But Samantha still wasn't out of the woods. Searching for her name and the name of my site produced a number of other hits that were largely out of my -- and her -- control. For example, I had left a comment on a popular tech blog linking back to my original story. I tried to remove that comment recently and could not, because that blog had dumped its old commenting system in favor of Facebook more than a year ago. A Google search on Samantha's real name and the name of my other blog still points to the redacted story, even though her name cannot be found there, most probably because of this link and others like it.
Among the others:
* Some bot-driven online dictionary had a "definition" for her real first name and used the title of my story as part of that definition.
* A tech news publication in the IDG family linked to that story and quoted a piece of it containing Samantha’s last name.
* Someone in Yahoo Answers had linked to the original photo of Samantha on my blog in response to a question about male strippers. The link no longer worked, but it still had her name in it.
* A XXX image-sharing site featuring some truly nasty male enlargement ads had scraped one of the original images of Samantha's G-rated Facebook profile that I had captured and reposted it for reasons unknown. (I emailed the address on the DNS record for this site, asking for that image to be removed; 12 hours later it was gone. Even I am amazed at that.)

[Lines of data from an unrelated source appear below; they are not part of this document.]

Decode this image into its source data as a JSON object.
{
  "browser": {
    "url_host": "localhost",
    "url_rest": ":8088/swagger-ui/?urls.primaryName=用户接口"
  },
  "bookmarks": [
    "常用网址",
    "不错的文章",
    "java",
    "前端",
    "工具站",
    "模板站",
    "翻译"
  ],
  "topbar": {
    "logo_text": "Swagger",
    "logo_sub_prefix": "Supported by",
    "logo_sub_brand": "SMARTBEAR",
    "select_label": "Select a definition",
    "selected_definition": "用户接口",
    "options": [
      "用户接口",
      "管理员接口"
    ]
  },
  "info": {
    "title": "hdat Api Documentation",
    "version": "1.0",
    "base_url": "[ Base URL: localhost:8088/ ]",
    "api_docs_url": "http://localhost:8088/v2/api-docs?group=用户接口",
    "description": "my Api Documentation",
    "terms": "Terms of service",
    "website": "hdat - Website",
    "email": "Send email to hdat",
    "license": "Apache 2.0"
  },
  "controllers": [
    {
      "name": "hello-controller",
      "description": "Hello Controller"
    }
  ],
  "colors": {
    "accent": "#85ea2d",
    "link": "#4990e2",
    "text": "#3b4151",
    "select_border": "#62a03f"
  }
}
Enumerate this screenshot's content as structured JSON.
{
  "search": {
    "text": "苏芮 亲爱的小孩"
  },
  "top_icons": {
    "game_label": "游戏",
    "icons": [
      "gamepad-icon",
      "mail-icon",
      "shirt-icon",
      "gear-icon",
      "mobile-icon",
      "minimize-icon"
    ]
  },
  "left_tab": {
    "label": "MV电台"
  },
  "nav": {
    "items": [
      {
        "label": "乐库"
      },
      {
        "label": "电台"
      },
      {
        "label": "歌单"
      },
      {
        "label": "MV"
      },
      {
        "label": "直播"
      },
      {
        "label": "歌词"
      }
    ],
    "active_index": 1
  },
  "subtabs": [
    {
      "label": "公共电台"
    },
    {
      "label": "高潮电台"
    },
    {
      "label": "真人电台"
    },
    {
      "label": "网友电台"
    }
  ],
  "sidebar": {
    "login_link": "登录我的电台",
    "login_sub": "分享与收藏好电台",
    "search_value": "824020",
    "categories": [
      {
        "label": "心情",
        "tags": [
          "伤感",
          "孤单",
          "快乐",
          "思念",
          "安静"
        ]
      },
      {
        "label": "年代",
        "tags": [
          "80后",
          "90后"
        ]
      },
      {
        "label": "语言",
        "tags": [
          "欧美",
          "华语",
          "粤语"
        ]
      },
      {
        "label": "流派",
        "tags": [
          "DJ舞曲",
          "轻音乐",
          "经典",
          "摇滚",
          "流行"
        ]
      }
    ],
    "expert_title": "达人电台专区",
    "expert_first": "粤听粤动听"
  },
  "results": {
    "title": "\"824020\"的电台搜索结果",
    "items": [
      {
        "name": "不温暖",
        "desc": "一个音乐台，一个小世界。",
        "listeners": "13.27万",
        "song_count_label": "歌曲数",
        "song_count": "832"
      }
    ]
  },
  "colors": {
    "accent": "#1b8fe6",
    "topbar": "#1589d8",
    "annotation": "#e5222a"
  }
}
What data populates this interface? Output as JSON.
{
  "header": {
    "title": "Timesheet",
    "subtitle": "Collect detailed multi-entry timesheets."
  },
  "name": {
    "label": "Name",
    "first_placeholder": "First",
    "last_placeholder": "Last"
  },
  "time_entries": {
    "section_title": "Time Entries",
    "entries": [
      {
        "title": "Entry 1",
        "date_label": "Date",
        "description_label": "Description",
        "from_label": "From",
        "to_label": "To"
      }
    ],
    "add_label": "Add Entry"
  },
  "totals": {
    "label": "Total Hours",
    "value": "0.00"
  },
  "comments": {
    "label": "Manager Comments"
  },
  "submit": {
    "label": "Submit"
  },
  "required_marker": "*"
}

The good news is that Samantha is a smart cookie. She knew that the best way to bury bad news online is to replace it with good news. So over the last two years she created a ton of profile pages on social sites like Flickr, Vimeo, YouTube, Facebook, LinkedIn, Tumblr, and About.me, to name a few, and managed to get them ranked higher by Google than the news stories about her unfortunate law suit.
How did she manage that? By continually creating new content and uploading it to each of those sites. This is something companies like Reputation.com charge megabucks to do for people whose online reputations are in tatters. Samantha was doing it all on her own.
The other smart thing Samantha did was ask politely. Many people in her situation would have been angry and made demands, or worse. I've had a few lawyer threats thrown at me lately, and I can tell you that's probably the worst thing you can do to a journalist -- 99 percent of the time it backfires. Samantha's request was so simple and reasonable it was hard to ignore. Had she come at me with guns blazing, I might not have been so willing to accommodate her.